**Task directions**
Print all of the records. Exclude the images.

▶

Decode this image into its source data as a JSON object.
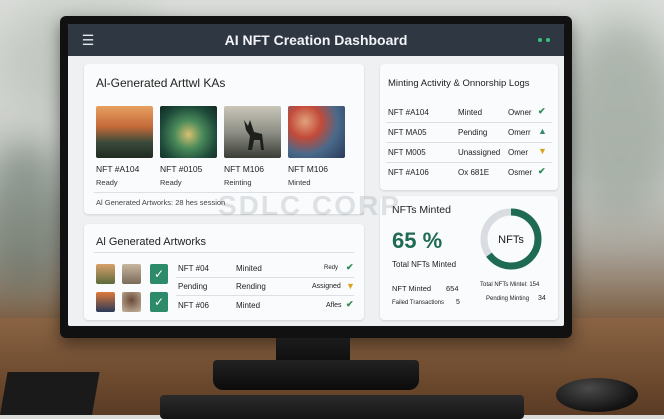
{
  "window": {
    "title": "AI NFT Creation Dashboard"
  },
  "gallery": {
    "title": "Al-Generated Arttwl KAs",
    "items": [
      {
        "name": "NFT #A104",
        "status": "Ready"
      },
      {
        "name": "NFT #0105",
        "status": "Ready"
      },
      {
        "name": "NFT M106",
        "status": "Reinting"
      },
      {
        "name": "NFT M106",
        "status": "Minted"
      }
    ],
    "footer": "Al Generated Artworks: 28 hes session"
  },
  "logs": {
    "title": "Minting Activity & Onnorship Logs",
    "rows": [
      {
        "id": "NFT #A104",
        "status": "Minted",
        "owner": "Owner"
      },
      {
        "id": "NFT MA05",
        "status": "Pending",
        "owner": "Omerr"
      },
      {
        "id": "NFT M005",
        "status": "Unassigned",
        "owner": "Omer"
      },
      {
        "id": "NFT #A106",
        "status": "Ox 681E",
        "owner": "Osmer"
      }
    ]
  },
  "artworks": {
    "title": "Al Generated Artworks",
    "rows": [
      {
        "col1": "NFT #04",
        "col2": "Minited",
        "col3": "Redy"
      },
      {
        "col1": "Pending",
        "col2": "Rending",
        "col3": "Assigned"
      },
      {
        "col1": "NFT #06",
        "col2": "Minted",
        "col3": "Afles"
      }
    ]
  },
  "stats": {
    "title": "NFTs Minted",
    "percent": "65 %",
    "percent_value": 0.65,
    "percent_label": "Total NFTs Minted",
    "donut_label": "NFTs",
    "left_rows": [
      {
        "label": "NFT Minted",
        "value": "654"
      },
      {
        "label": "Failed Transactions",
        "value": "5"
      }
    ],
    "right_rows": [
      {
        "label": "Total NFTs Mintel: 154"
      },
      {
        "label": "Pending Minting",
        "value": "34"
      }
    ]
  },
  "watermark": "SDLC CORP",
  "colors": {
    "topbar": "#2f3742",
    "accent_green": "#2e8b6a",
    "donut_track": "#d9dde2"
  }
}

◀

**Answer to this task**
Decode this image into its source data as a JSON object.
{
  "window": {
    "title": "AI NFT Creation Dashboard"
  },
  "gallery": {
    "title": "Al-Generated Arttwl KAs",
    "items": [
      {
        "name": "NFT #A104",
        "status": "Ready"
      },
      {
        "name": "NFT #0105",
        "status": "Ready"
      },
      {
        "name": "NFT M106",
        "status": "Reinting"
      },
      {
        "name": "NFT M106",
        "status": "Minted"
      }
    ],
    "footer": "Al Generated Artworks: 28 hes session"
  },
  "logs": {
    "title": "Minting Activity & Onnorship Logs",
    "rows": [
      {
        "id": "NFT #A104",
        "status": "Minted",
        "owner": "Owner"
      },
      {
        "id": "NFT MA05",
        "status": "Pending",
        "owner": "Omerr"
      },
      {
        "id": "NFT M005",
        "status": "Unassigned",
        "owner": "Omer"
      },
      {
        "id": "NFT #A106",
        "status": "Ox 681E",
        "owner": "Osmer"
      }
    ]
  },
  "artworks": {
    "title": "Al Generated Artworks",
    "rows": [
      {
        "col1": "NFT #04",
        "col2": "Minited",
        "col3": "Redy"
      },
      {
        "col1": "Pending",
        "col2": "Rending",
        "col3": "Assigned"
      },
      {
        "col1": "NFT #06",
        "col2": "Minted",
        "col3": "Afles"
      }
    ]
  },
  "stats": {
    "title": "NFTs Minted",
    "percent": "65 %",
    "percent_value": 0.65,
    "percent_label": "Total NFTs Minted",
    "donut_label": "NFTs",
    "left_rows": [
      {
        "label": "NFT Minted",
        "value": "654"
      },
      {
        "label": "Failed Transactions",
        "value": "5"
      }
    ],
    "right_rows": [
      {
        "label": "Total NFTs Mintel: 154"
      },
      {
        "label": "Pending Minting",
        "value": "34"
      }
    ]
  },
  "watermark": "SDLC CORP",
  "colors": {
    "topbar": "#2f3742",
    "accent_green": "#2e8b6a",
    "donut_track": "#d9dde2"
  }
}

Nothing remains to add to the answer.